(For best results use IE 8 or higher, Firefox, Chrome or Safari)

To stay up-to-date with the latest from Boundless, sign up for our free weekly e-newsletter.


If you have any comments or questions about the information included in the Guide, please send them to [email protected]

Click here to return to Boundless

Focus on the Family

Thank you for submitting this form. You will hear from us soon. 

The Daily Citizen

The Daily Citizen from Focus on the Family exists to be your most trustworthy news source. Our team of analysts is devoted to giving you timely and relevant analysis of current events and cultural trends – all from a biblical worldview – so that you can be inspired and assured that the information you share with others comes from a reliable source.

Alive to Thrive is a biblical guide to preventing teen suicide. Anyone who interacts with teens can learn how to help prevent suicidal thinking through sound practical and clinical advice, and more importantly, biblical principles that will provide a young person with hope in Christ.

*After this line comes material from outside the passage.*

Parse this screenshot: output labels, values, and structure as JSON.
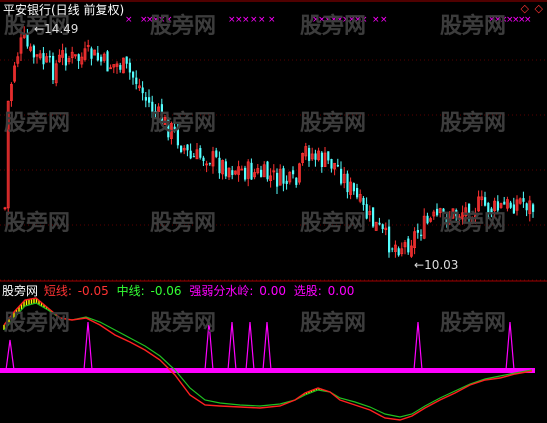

Bring Your Bible to School Day Logo Lockup with the Words Beneath

Every year on Bring Your Bible to School Day, students across the nation celebrate religious freedom and share God’s love with their friends. This event is designed to empower students to express their belief in the truth of God’s Word–and to do so in a respectful way that demonstrates the love of Christ.

Focus on the Family’s® Foster Care and Adoption program focuses on two main areas:

  • Wait No More events, which educate and empower families to help waiting kids in foster care

  • Post-placement resources for foster and adoptive families

Christian Counselors Network

Find Christian Counselors, Marriage & Family Therapists, Psychologists, Social Workers and Psychiatrists near you! Search by location, name or specialty to find professionals in Focus on the Family’s Christian Counselors Network who are eager to assist you.

Boundless is a Focus on the Family community for Christian young adults who want to pursue faith, relationships and adulthood with confidence and joy.

Through reviews, articles and discussions, Plugged In exists to shine a light on the world of popular entertainment while giving you and your family the essential tools you need to understand, navigate and impact the culture in which we live.

Have you been looking for a way to build your child’s faith in a fun and exciting way?
Adventures in Odyssey® audio dramas will do just that. Through original audio stories brought to life by actors who make you feel like part of the experience; these fictional, character-building dramas use storytelling to teach lasting truths.

Focus on the Family’s Hope Restored all-inclusive intensives offer marriage counseling for couples who are facing an extreme crisis in their marriage, and who may even feel they are headed for divorce.